In that letter, I stated that I had written to the Department of Transportation, but had not yet received a reply. On Sept. 21, I did receive a reply, to-wit:
Thank you for your concerns regarding the condition of the recently repaved area SE of Rushville on US Hwy 52. We recognize the issues and plan to be on site Monday, Sept. 24 to begin rectifying the situation.
This rather odd and apologetic response indicates to me that, sans complaints, INDOT had considered the US 52 “repav(ing)” to be complete and nothing further would have been done. This, even though the road surface had been “ground off” leaving that familiar diamond design with apparently just some liquid tar poured over it.
One week after receiving the response from Ms. Hull, a brief story appeared in the Rushville Republican which contained the following information:

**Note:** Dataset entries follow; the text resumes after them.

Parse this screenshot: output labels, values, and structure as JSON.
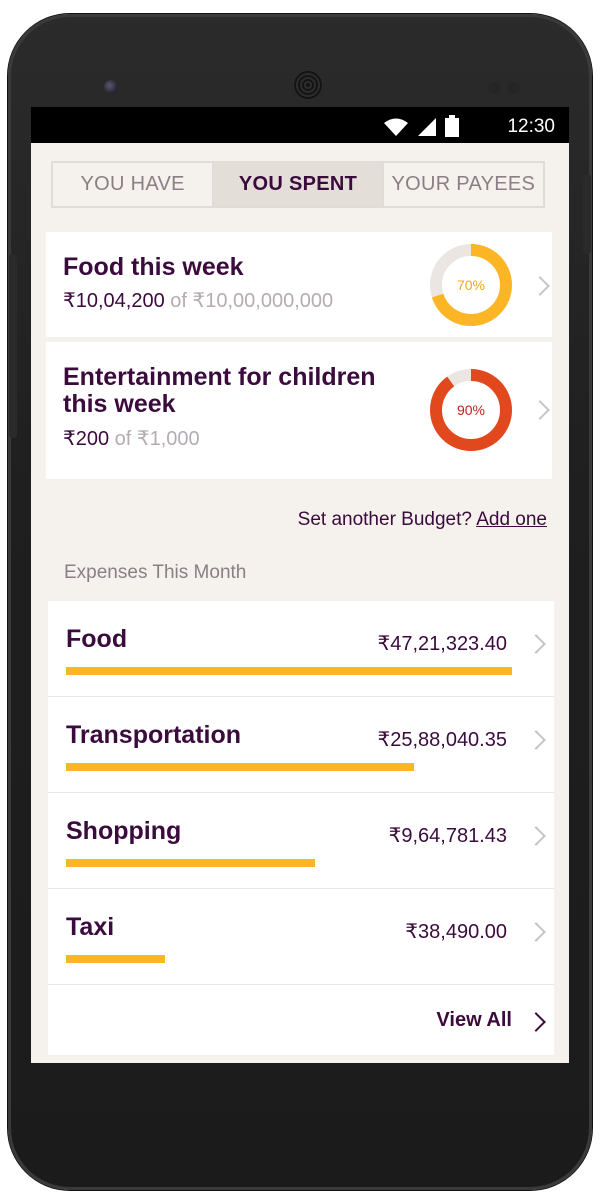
{
  "statusbar": {
    "time": "12:30",
    "icons": [
      "wifi-icon",
      "signal-icon",
      "battery-icon"
    ]
  },
  "tabs": [
    {
      "label": "YOU HAVE",
      "active": false
    },
    {
      "label": "YOU SPENT",
      "active": true
    },
    {
      "label": "YOUR PAYEES",
      "active": false
    }
  ],
  "budgets": [
    {
      "title": "Food this week",
      "spent": "₹10,04,200",
      "of_label": "of",
      "limit": "₹10,00,000,000",
      "percent": 70,
      "percent_label": "70%",
      "color": "#fcb625",
      "label_color": "#f0a81b"
    },
    {
      "title": "Entertainment for children this week",
      "spent": "₹200",
      "of_label": "of",
      "limit": "₹1,000",
      "percent": 90,
      "percent_label": "90%",
      "color": "#e2481d",
      "label_color": "#c0201a"
    }
  ],
  "set_another": {
    "text": "Set another Budget?",
    "link": "Add one"
  },
  "expenses_title": "Expenses This Month",
  "expenses": [
    {
      "name": "Food",
      "amount": "₹47,21,323.40",
      "fraction": 1.0
    },
    {
      "name": "Transportation",
      "amount": "₹25,88,040.35",
      "fraction": 0.78
    },
    {
      "name": "Shopping",
      "amount": "₹9,64,781.43",
      "fraction": 0.558
    },
    {
      "name": "Taxi",
      "amount": "₹38,490.00",
      "fraction": 0.222
    }
  ],
  "view_all": "View All",
  "colors": {
    "brand_purple": "#3a0b3c",
    "accent_orange": "#fcb625",
    "background": "#f5f1ed",
    "donut_track": "#ebe6e2"
  }
}
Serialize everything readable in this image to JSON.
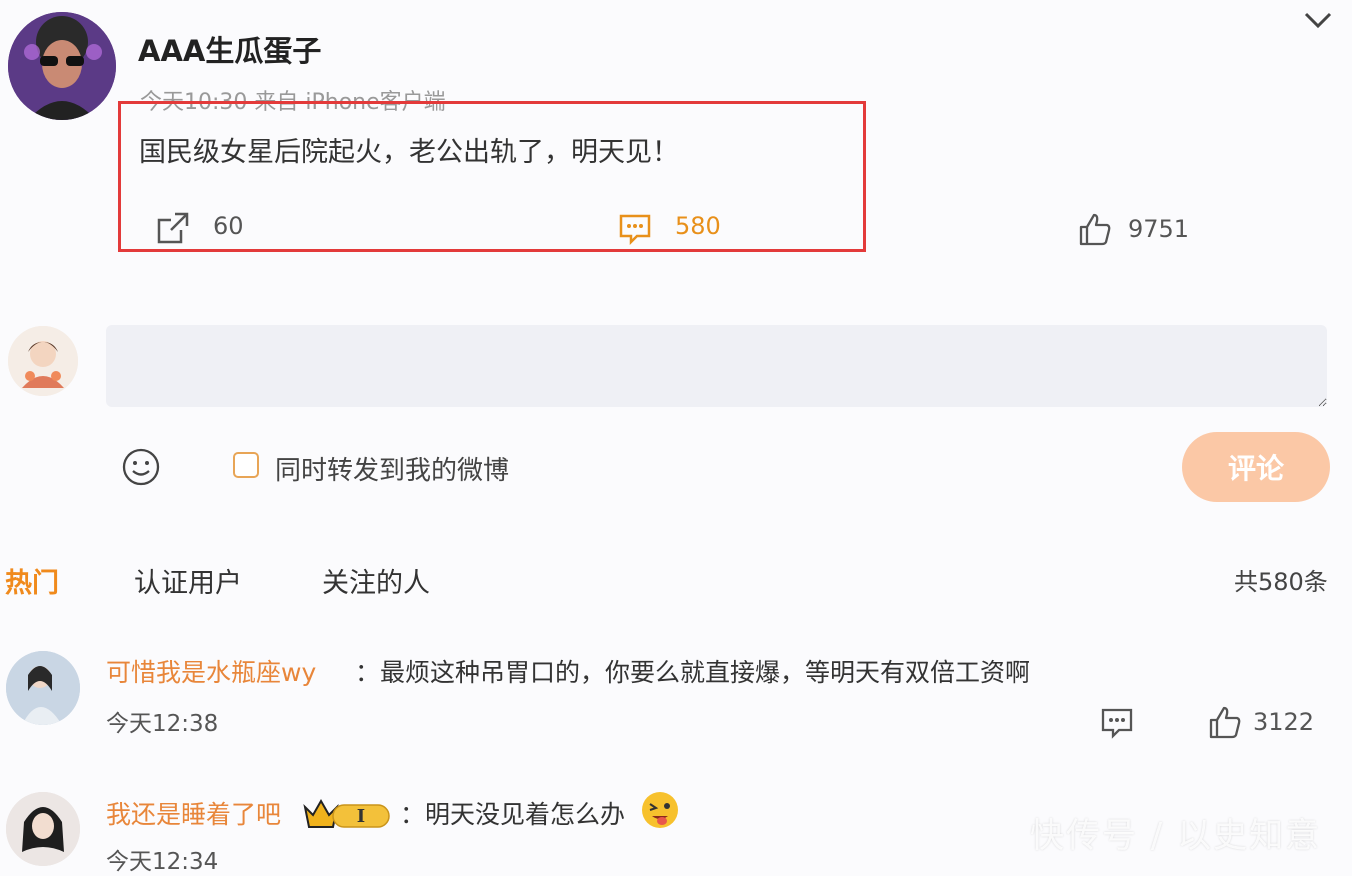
{
  "post": {
    "username": "AAA生瓜蛋子",
    "meta": "今天10:30 来自 iPhone客户端",
    "text": "国民级女星后院起火，老公出轨了，明天见！",
    "repost_count": "60",
    "comment_count": "580",
    "like_count": "9751"
  },
  "composer": {
    "placeholder": "",
    "also_repost_label": "同时转发到我的微博",
    "submit_label": "评论"
  },
  "tabs": {
    "hot": "热门",
    "verified": "认证用户",
    "following": "关注的人",
    "total": "共580条"
  },
  "comments": [
    {
      "user": "可惜我是水瓶座wy",
      "text": "：最烦这种吊胃口的，你要么就直接爆，等明天有双倍工资啊",
      "time": "今天12:38",
      "likes": "3122"
    },
    {
      "user": "我还是睡着了吧",
      "badge": "I",
      "text": "：明天没见着怎么办",
      "time": "今天12:34"
    }
  ],
  "watermark": "快传号 / 以史知意",
  "colors": {
    "accent_orange": "#f08a1c",
    "highlight_red": "#e33a3a",
    "button_peach": "#fbc8a6"
  }
}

“...at 8 a.m. Monday (a week later than previously announced), ...crews will start laying a special application of liquid asphalt and #11 limestone aggregate, found to be an optimum combination of stone size and application rate, covering surface defects in the travel lanes with a satisfactory surface for wintertime driving.”
“Motorists are advised to drive slowly around freshly applied liquid asphalt and the UPSIZED (my caps) aggregate. The asphalt can splatter onto tires and vehicle finishes. Loose stone can damage cars and windows.”
I’d like to cite here comments made to me by readers, but space limitations prevent that. Those comments are from insurance agents, residents along the highways, and general road users. Write me and I’ll send them to you via e-mail.
The work now being belatedly done on US Hwy 52 will utilize “upsized aggregate” suitable for “wintertime” driving. I take these to be code words meaning a surface that is noisier, rougher and guaranteed to wear your tires out sooner.
Conclusion: INDOT presumably saves money, but you pay more while at the same time enduring the ugliness, noise and excessive tire wear incurred by the dreadful chip-seal method of resurfacing our highways.
firstname.lastname@example.org; resident of Rush County; native of Decatur County.